A play can be passive, “I’m just going because my partner likes this stuff,” or it can be active, where your excitement to see the show is raised by being fully engaged in the show. In the theater, it’s called the willing suspension of disbelief. This is when the work is so engrossing that there is an unspoken agreement to forget that you’re watching a play and allow yourself to be pulled into and believe the events being portrayed.

Movies achieve this suspension with a phrase: based on actual events. Now the viewer is pulled in because they want to know how something so fantastical could actually happen.

With fiction, there is no phrase; there is an agreement between writer and reader to throw away predetermined ideas and immerse themselves into the story.

Or with non-fiction, the way the writer presents the material and what they chose to highlight about the event or person can be cause for argument and conversation.

The point is that to truly enjoy, connect and learn from a book, film, or play; you have to actively participate in the event. When you read and fully participate, your imagination paints pictures and fills in the details the writer may have hinted at. You can achieve this feeling on an eReader, but the act of arguing or commenting through marginalia connects you stronger and deeper to the experience.

It’s an immediate reaction and one that doesn’t suffer time easily. The passion of the argument or comments and the power of the conversation must be engaged and expressed immediately. Then the material will stay with you, and you will find yourself remembering it more and even quoting pieces you’ve read.

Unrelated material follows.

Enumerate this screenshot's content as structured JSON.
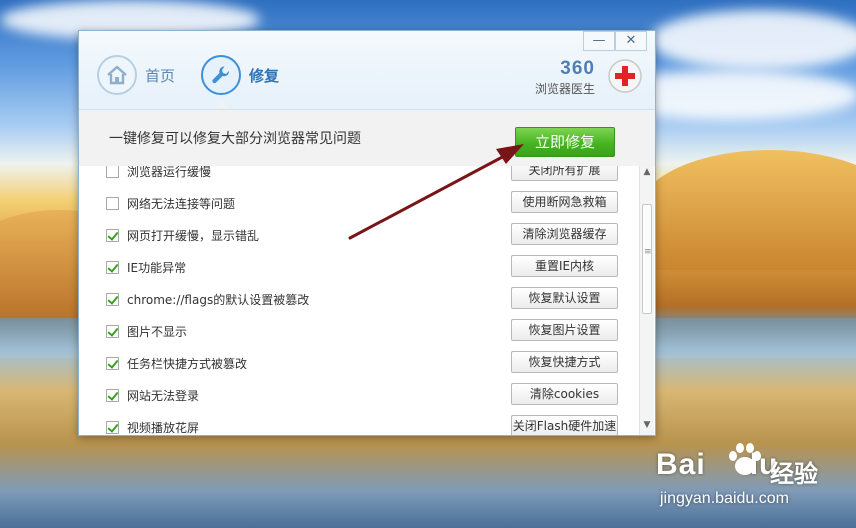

It’s a privilege to read. In 1820 the global literacy rate stood at 12%. Now, we’re at a worldwide rate of 87%. Most developed nations try to achieve a 99% literacy rate. Reading is essential, not just for recreation. Writing apps like Google Docs has a function for marginalia. It’s the add comment icon. Google knows that reading a document actively, and making comments on it, allows the reader and the writer to reach a better, more polished document.

What’s the Point

A post with a rock on it sticking out of the water

By the end of 2019, brick-and-mortar bookstores had taken a hit. Over the two decades ending in 2019, the US Census reported that close to half the brick-and-mortar bookstores in the country had closed. Dropping from 12,151 in 1998 to 6,045.

Video games, Play Station, and the like have massive marketing campaigns with tons of money backing up commercials and promotions. Books, not so much.

The fear that books are a dying industry is just not true. The bookstore, however, is being swallowed up by online shopping.

The point of this is to do a little book promotion. Think about the entire process of buying a book as an active event. Instead of looking online, go to a bookstore, get a cup of coffee, look at staff recommendations, and feel the sweet, comforting bookstore vibe.

Take a cue from Martin, find a book, make friends with it, and then start a relationship. When you sit down to read, make sure you have a pencil with you and approach the book like you would approach a wise friend you’re sitting across the table from. Be present. Be active. Engage the book with marginalia and see how that changes the way you read.

If you go to a bookstore, perhaps you’ll come across a collection of poems by Poet Laureate from 2001-2003, Billy Collins, titled Picnic, Lightning. If you do, look for the poem Marginalia. It’s a lovely poem, a beautiful story, and it gives you a great look into the lasting power of marginalia.

" ... a few greasy looking smears and next to them, written in soft pencil– by a beautiful girl, I could tell, whom I would never meet– “Pardon the egg salad stains, but I’m in love.”
Billy Collins

It’s not defacement; it’s not graffiti; books want you to write in their margins, talk to and with them, and be in a relationship with them. Books are not happy to simply sit on shelves; they like to be visited again and again. Marginalia keeps the living spirit of a book going.

In the new year, tuck a book under your arm, make friends with it and let the magic begin.